---- EXERCISE INPUTS

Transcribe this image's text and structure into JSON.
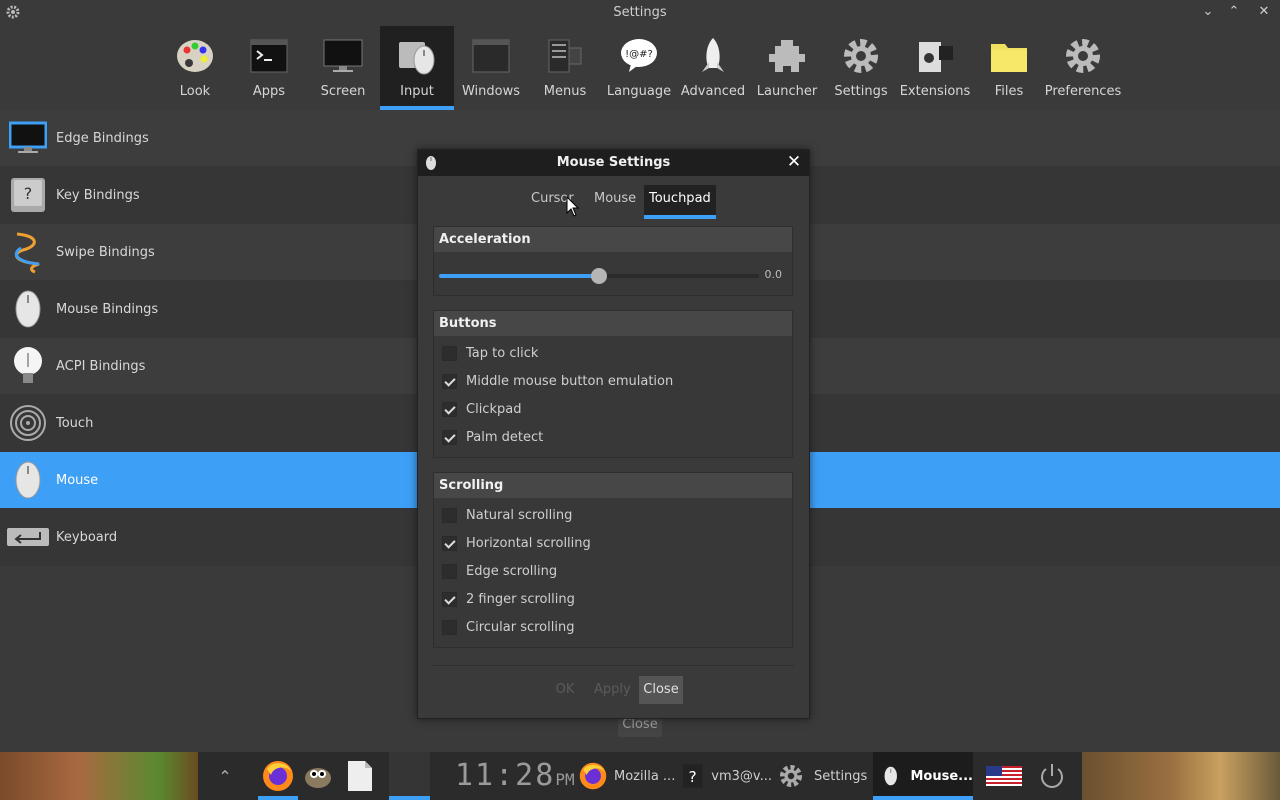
{
  "window": {
    "title": "Settings"
  },
  "toolbar": {
    "items": [
      {
        "label": "Look",
        "icon": "palette-icon"
      },
      {
        "label": "Apps",
        "icon": "terminal-icon"
      },
      {
        "label": "Screen",
        "icon": "monitor-icon"
      },
      {
        "label": "Input",
        "icon": "mouse-icon",
        "active": true
      },
      {
        "label": "Windows",
        "icon": "window-icon"
      },
      {
        "label": "Menus",
        "icon": "menu-icon"
      },
      {
        "label": "Language",
        "icon": "speech-bubble-icon"
      },
      {
        "label": "Advanced",
        "icon": "rocket-icon"
      },
      {
        "label": "Launcher",
        "icon": "puzzle-icon"
      },
      {
        "label": "Settings",
        "icon": "gear-icon"
      },
      {
        "label": "Extensions",
        "icon": "extension-icon"
      },
      {
        "label": "Files",
        "icon": "folder-icon"
      },
      {
        "label": "Preferences",
        "icon": "gear-icon"
      }
    ]
  },
  "sidebar": {
    "items": [
      {
        "label": "Edge Bindings",
        "icon": "monitor-icon"
      },
      {
        "label": "Key Bindings",
        "icon": "key-icon"
      },
      {
        "label": "Swipe Bindings",
        "icon": "swipe-icon"
      },
      {
        "label": "Mouse Bindings",
        "icon": "mouse-icon"
      },
      {
        "label": "ACPI Bindings",
        "icon": "lightbulb-icon"
      },
      {
        "label": "Touch",
        "icon": "fingerprint-icon"
      },
      {
        "label": "Mouse",
        "icon": "mouse-icon",
        "selected": true
      },
      {
        "label": "Keyboard",
        "icon": "enter-key-icon"
      }
    ]
  },
  "bottom_close_label": "Close",
  "dialog": {
    "title": "Mouse Settings",
    "close_glyph": "✕",
    "tabs": [
      {
        "label": "Cursor"
      },
      {
        "label": "Mouse"
      },
      {
        "label": "Touchpad",
        "active": true
      }
    ],
    "acceleration": {
      "title": "Acceleration",
      "value": 0.0,
      "value_label": "0.0",
      "fill_fraction": 0.5
    },
    "buttons": {
      "title": "Buttons",
      "options": [
        {
          "label": "Tap to click",
          "checked": false
        },
        {
          "label": "Middle mouse button emulation",
          "checked": true
        },
        {
          "label": "Clickpad",
          "checked": true
        },
        {
          "label": "Palm detect",
          "checked": true
        }
      ]
    },
    "scrolling": {
      "title": "Scrolling",
      "options": [
        {
          "label": "Natural scrolling",
          "checked": false
        },
        {
          "label": "Horizontal scrolling",
          "checked": true
        },
        {
          "label": "Edge scrolling",
          "checked": false
        },
        {
          "label": "2 finger scrolling",
          "checked": true
        },
        {
          "label": "Circular scrolling",
          "checked": false
        }
      ]
    },
    "footer": {
      "ok_label": "OK",
      "apply_label": "Apply",
      "close_label": "Close"
    }
  },
  "taskbar": {
    "clock": {
      "time": "11:28",
      "ampm": "PM"
    },
    "tasks": [
      {
        "label": "Mozilla ...",
        "icon": "firefox-icon"
      },
      {
        "label": "vm3@v...",
        "icon": "question-icon"
      },
      {
        "label": "Settings",
        "icon": "gear-icon"
      },
      {
        "label": "Mouse...",
        "icon": "mouse-icon",
        "active": true
      }
    ]
  },
  "colors": {
    "accent": "#3d9ff5",
    "background": "#3a3a3a",
    "titlebar": "#1e1e1e"
  }
}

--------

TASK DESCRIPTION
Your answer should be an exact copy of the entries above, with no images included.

WRITTEN RESPONSE
Transcribe this image's text and structure into JSON.
{
  "window": {
    "title": "Settings"
  },
  "toolbar": {
    "items": [
      {
        "label": "Look",
        "icon": "palette-icon"
      },
      {
        "label": "Apps",
        "icon": "terminal-icon"
      },
      {
        "label": "Screen",
        "icon": "monitor-icon"
      },
      {
        "label": "Input",
        "icon": "mouse-icon",
        "active": true
      },
      {
        "label": "Windows",
        "icon": "window-icon"
      },
      {
        "label": "Menus",
        "icon": "menu-icon"
      },
      {
        "label": "Language",
        "icon": "speech-bubble-icon"
      },
      {
        "label": "Advanced",
        "icon": "rocket-icon"
      },
      {
        "label": "Launcher",
        "icon": "puzzle-icon"
      },
      {
        "label": "Settings",
        "icon": "gear-icon"
      },
      {
        "label": "Extensions",
        "icon": "extension-icon"
      },
      {
        "label": "Files",
        "icon": "folder-icon"
      },
      {
        "label": "Preferences",
        "icon": "gear-icon"
      }
    ]
  },
  "sidebar": {
    "items": [
      {
        "label": "Edge Bindings",
        "icon": "monitor-icon"
      },
      {
        "label": "Key Bindings",
        "icon": "key-icon"
      },
      {
        "label": "Swipe Bindings",
        "icon": "swipe-icon"
      },
      {
        "label": "Mouse Bindings",
        "icon": "mouse-icon"
      },
      {
        "label": "ACPI Bindings",
        "icon": "lightbulb-icon"
      },
      {
        "label": "Touch",
        "icon": "fingerprint-icon"
      },
      {
        "label": "Mouse",
        "icon": "mouse-icon",
        "selected": true
      },
      {
        "label": "Keyboard",
        "icon": "enter-key-icon"
      }
    ]
  },
  "bottom_close_label": "Close",
  "dialog": {
    "title": "Mouse Settings",
    "close_glyph": "✕",
    "tabs": [
      {
        "label": "Cursor"
      },
      {
        "label": "Mouse"
      },
      {
        "label": "Touchpad",
        "active": true
      }
    ],
    "acceleration": {
      "title": "Acceleration",
      "value": 0.0,
      "value_label": "0.0",
      "fill_fraction": 0.5
    },
    "buttons": {
      "title": "Buttons",
      "options": [
        {
          "label": "Tap to click",
          "checked": false
        },
        {
          "label": "Middle mouse button emulation",
          "checked": true
        },
        {
          "label": "Clickpad",
          "checked": true
        },
        {
          "label": "Palm detect",
          "checked": true
        }
      ]
    },
    "scrolling": {
      "title": "Scrolling",
      "options": [
        {
          "label": "Natural scrolling",
          "checked": false
        },
        {
          "label": "Horizontal scrolling",
          "checked": true
        },
        {
          "label": "Edge scrolling",
          "checked": false
        },
        {
          "label": "2 finger scrolling",
          "checked": true
        },
        {
          "label": "Circular scrolling",
          "checked": false
        }
      ]
    },
    "footer": {
      "ok_label": "OK",
      "apply_label": "Apply",
      "close_label": "Close"
    }
  },
  "taskbar": {
    "clock": {
      "time": "11:28",
      "ampm": "PM"
    },
    "tasks": [
      {
        "label": "Mozilla ...",
        "icon": "firefox-icon"
      },
      {
        "label": "vm3@v...",
        "icon": "question-icon"
      },
      {
        "label": "Settings",
        "icon": "gear-icon"
      },
      {
        "label": "Mouse...",
        "icon": "mouse-icon",
        "active": true
      }
    ]
  },
  "colors": {
    "accent": "#3d9ff5",
    "background": "#3a3a3a",
    "titlebar": "#1e1e1e"
  }
}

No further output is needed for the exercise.